- **WHAT YOU HAVE TO DO**: Write out every line from the listing below where the string "name" is found.

- **INPUT MATERIAL**:
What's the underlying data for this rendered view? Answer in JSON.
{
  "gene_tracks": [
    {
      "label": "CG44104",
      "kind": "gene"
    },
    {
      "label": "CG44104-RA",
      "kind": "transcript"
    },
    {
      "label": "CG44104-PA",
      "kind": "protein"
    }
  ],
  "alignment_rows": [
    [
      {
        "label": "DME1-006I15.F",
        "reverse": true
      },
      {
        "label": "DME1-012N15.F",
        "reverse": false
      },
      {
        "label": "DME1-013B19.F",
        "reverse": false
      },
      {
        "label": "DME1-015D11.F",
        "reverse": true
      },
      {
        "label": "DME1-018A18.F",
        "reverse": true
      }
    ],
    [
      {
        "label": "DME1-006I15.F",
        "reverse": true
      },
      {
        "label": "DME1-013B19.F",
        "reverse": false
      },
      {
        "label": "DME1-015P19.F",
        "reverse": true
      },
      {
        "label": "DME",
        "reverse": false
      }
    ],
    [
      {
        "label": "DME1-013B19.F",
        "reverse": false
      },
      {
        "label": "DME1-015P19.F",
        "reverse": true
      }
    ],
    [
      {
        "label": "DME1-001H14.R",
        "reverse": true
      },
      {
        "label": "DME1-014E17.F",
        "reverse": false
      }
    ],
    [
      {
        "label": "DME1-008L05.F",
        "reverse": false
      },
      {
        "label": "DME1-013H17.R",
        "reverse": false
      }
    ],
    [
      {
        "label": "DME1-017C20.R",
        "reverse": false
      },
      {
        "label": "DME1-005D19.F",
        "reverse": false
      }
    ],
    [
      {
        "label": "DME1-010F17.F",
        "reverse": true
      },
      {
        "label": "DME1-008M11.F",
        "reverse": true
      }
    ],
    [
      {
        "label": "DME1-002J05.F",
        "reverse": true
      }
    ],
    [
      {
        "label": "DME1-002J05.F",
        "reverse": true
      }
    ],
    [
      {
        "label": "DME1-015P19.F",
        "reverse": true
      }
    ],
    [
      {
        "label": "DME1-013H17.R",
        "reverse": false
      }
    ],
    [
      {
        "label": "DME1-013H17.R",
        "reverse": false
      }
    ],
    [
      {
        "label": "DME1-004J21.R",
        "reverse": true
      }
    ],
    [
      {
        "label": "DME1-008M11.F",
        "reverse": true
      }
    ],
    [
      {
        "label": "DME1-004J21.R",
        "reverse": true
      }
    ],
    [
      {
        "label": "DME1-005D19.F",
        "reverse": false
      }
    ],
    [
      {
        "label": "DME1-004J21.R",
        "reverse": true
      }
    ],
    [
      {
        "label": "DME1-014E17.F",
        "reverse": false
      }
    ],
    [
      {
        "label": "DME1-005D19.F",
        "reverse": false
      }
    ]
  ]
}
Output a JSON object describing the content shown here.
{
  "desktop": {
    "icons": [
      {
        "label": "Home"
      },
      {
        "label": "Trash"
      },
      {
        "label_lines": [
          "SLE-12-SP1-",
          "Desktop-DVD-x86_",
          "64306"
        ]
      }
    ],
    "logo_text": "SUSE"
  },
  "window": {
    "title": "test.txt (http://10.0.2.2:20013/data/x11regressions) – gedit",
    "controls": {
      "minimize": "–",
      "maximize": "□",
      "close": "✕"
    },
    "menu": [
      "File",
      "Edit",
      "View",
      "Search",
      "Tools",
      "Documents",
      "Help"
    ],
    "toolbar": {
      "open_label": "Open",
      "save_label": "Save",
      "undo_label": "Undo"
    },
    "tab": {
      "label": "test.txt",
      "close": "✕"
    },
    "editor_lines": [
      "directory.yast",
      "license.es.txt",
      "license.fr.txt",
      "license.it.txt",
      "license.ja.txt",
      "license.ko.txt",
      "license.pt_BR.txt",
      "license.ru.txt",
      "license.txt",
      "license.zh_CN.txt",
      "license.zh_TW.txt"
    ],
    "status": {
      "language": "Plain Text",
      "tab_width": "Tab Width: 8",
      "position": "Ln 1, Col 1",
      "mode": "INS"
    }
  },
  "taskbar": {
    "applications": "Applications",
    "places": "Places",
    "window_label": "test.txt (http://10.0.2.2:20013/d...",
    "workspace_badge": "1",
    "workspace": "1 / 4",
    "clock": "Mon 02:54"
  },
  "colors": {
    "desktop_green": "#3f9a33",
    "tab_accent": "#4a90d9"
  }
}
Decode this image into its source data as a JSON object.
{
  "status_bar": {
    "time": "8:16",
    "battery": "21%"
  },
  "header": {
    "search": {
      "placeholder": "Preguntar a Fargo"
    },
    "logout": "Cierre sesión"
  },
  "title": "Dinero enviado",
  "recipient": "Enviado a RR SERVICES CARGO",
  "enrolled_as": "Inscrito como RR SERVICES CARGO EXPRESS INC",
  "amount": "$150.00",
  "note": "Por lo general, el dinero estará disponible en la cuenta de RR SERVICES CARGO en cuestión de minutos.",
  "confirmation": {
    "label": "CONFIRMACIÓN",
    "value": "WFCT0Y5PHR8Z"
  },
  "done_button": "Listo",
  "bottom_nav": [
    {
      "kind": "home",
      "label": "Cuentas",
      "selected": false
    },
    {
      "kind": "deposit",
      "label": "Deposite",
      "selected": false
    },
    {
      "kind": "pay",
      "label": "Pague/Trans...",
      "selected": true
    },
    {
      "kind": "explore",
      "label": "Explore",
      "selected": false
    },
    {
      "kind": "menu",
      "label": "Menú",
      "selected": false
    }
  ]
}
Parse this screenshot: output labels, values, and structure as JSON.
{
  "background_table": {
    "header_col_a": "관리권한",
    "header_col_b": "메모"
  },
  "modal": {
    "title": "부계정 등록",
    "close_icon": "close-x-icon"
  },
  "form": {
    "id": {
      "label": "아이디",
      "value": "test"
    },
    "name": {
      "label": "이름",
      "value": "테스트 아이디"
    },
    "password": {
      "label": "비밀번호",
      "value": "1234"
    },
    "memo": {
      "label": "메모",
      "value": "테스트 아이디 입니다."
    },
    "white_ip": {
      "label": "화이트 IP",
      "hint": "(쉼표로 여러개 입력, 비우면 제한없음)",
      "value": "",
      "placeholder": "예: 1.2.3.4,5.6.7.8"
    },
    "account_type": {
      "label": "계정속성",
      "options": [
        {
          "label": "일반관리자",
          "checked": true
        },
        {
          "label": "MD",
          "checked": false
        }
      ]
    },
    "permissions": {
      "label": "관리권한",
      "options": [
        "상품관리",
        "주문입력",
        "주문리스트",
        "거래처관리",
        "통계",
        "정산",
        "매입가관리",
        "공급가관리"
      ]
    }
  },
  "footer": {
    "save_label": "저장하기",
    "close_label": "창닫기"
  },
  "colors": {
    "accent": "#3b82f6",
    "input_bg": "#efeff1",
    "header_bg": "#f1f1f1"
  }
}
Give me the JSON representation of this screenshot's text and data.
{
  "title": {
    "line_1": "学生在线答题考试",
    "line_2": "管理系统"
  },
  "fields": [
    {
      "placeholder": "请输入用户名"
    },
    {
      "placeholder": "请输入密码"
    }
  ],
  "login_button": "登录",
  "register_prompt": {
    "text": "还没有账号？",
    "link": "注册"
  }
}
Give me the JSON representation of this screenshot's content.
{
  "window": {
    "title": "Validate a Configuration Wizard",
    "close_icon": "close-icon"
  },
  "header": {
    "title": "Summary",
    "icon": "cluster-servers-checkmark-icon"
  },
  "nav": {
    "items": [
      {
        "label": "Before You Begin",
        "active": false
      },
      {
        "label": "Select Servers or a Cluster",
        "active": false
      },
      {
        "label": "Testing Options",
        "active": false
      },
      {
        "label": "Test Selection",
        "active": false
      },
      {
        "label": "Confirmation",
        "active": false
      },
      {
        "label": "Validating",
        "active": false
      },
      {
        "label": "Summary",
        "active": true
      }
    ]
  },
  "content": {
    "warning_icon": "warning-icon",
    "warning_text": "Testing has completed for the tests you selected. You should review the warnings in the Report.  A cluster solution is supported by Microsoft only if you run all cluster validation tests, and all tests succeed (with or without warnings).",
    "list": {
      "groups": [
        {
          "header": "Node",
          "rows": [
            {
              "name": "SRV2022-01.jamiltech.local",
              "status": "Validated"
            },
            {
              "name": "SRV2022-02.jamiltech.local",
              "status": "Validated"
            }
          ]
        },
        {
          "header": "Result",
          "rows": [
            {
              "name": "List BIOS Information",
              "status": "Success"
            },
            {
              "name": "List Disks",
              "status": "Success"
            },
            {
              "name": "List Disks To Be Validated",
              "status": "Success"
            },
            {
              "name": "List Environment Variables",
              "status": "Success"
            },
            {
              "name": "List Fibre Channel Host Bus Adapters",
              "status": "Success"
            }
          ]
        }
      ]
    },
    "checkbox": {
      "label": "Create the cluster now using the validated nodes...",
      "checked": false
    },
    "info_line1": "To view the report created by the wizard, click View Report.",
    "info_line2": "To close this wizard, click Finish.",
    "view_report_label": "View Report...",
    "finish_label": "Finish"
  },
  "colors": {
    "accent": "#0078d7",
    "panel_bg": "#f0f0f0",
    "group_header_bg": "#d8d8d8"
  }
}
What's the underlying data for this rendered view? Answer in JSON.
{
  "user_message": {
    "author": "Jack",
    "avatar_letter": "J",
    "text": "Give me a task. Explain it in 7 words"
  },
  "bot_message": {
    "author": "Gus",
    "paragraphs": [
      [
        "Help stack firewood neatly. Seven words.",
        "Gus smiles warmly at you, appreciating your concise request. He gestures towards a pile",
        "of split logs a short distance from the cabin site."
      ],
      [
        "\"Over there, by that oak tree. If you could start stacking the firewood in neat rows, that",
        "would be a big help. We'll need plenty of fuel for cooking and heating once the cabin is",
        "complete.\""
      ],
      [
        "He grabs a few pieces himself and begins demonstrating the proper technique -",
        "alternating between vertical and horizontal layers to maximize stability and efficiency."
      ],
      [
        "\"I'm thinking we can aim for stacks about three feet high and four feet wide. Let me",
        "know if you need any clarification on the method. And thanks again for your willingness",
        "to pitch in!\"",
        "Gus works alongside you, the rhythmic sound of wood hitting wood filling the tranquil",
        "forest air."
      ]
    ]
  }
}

- **RESPONSE FOR THIS EXERCISE**:
    "name": {
              "name": "SRV2022-01.jamiltech.local",
              "name": "SRV2022-02.jamiltech.local",
              "name": "List BIOS Information",
              "name": "List Disks",
              "name": "List Disks To Be Validated",
              "name": "List Environment Variables",
              "name": "List Fibre Channel Host Bus Adapters",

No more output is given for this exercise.